%%

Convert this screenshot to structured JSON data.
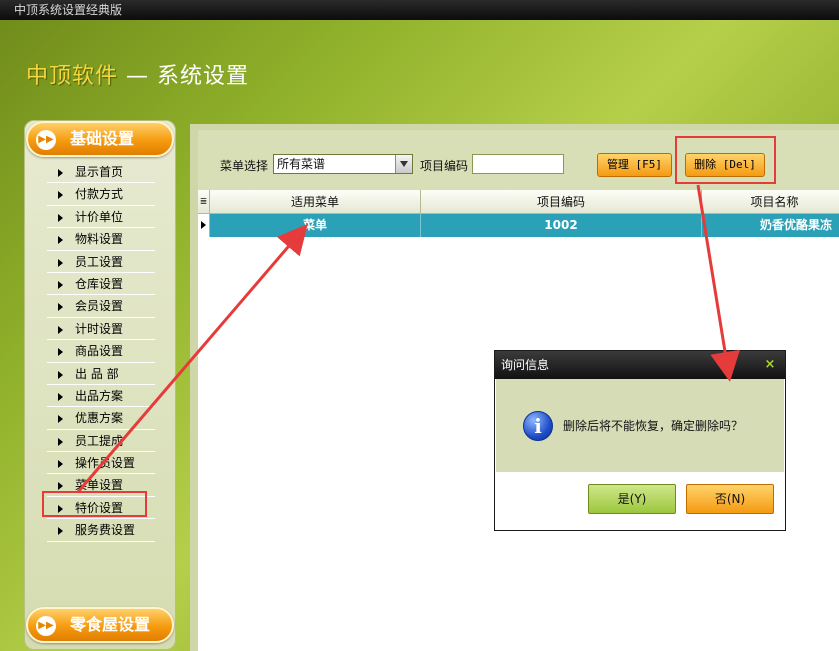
{
  "window": {
    "title": "中顶系统设置经典版"
  },
  "header": {
    "brand": "中顶软件",
    "separator": "—",
    "title": "系统设置"
  },
  "sidebar": {
    "section_basic": "基础设置",
    "section_snack": "零食屋设置",
    "items": [
      {
        "label": "显示首页"
      },
      {
        "label": "付款方式"
      },
      {
        "label": "计价单位"
      },
      {
        "label": "物料设置"
      },
      {
        "label": "员工设置"
      },
      {
        "label": "仓库设置"
      },
      {
        "label": "会员设置"
      },
      {
        "label": "计时设置"
      },
      {
        "label": "商品设置"
      },
      {
        "label": "出 品 部"
      },
      {
        "label": "出品方案"
      },
      {
        "label": "优惠方案"
      },
      {
        "label": "员工提成"
      },
      {
        "label": "操作员设置"
      },
      {
        "label": "菜单设置"
      },
      {
        "label": "特价设置"
      },
      {
        "label": "服务费设置"
      }
    ]
  },
  "toolbar": {
    "menu_label": "菜单选择",
    "menu_value": "所有菜谱",
    "code_label": "项目编码",
    "code_value": "",
    "manage_label": "管理 [F5]",
    "delete_label": "删除 [Del]"
  },
  "grid": {
    "headers": [
      "适用菜单",
      "项目编码",
      "项目名称"
    ],
    "rows": [
      [
        "菜单",
        "1002",
        "奶香优酪果冻"
      ]
    ]
  },
  "dialog": {
    "title": "询问信息",
    "close": "×",
    "message": "删除后将不能恢复，确定删除吗？",
    "yes": "是(Y)",
    "no": "否(N)"
  },
  "colors": {
    "accent_orange": "#f59a12",
    "selection_teal": "#2aa1b6",
    "annotation_red": "#e53b3b"
  }
}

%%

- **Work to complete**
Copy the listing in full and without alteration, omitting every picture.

- **Reply**
Convert this screenshot to structured JSON data.
{
  "window": {
    "title": "中顶系统设置经典版"
  },
  "header": {
    "brand": "中顶软件",
    "separator": "—",
    "title": "系统设置"
  },
  "sidebar": {
    "section_basic": "基础设置",
    "section_snack": "零食屋设置",
    "items": [
      {
        "label": "显示首页"
      },
      {
        "label": "付款方式"
      },
      {
        "label": "计价单位"
      },
      {
        "label": "物料设置"
      },
      {
        "label": "员工设置"
      },
      {
        "label": "仓库设置"
      },
      {
        "label": "会员设置"
      },
      {
        "label": "计时设置"
      },
      {
        "label": "商品设置"
      },
      {
        "label": "出 品 部"
      },
      {
        "label": "出品方案"
      },
      {
        "label": "优惠方案"
      },
      {
        "label": "员工提成"
      },
      {
        "label": "操作员设置"
      },
      {
        "label": "菜单设置"
      },
      {
        "label": "特价设置"
      },
      {
        "label": "服务费设置"
      }
    ]
  },
  "toolbar": {
    "menu_label": "菜单选择",
    "menu_value": "所有菜谱",
    "code_label": "项目编码",
    "code_value": "",
    "manage_label": "管理 [F5]",
    "delete_label": "删除 [Del]"
  },
  "grid": {
    "headers": [
      "适用菜单",
      "项目编码",
      "项目名称"
    ],
    "rows": [
      [
        "菜单",
        "1002",
        "奶香优酪果冻"
      ]
    ]
  },
  "dialog": {
    "title": "询问信息",
    "close": "×",
    "message": "删除后将不能恢复，确定删除吗？",
    "yes": "是(Y)",
    "no": "否(N)"
  },
  "colors": {
    "accent_orange": "#f59a12",
    "selection_teal": "#2aa1b6",
    "annotation_red": "#e53b3b"
  }
}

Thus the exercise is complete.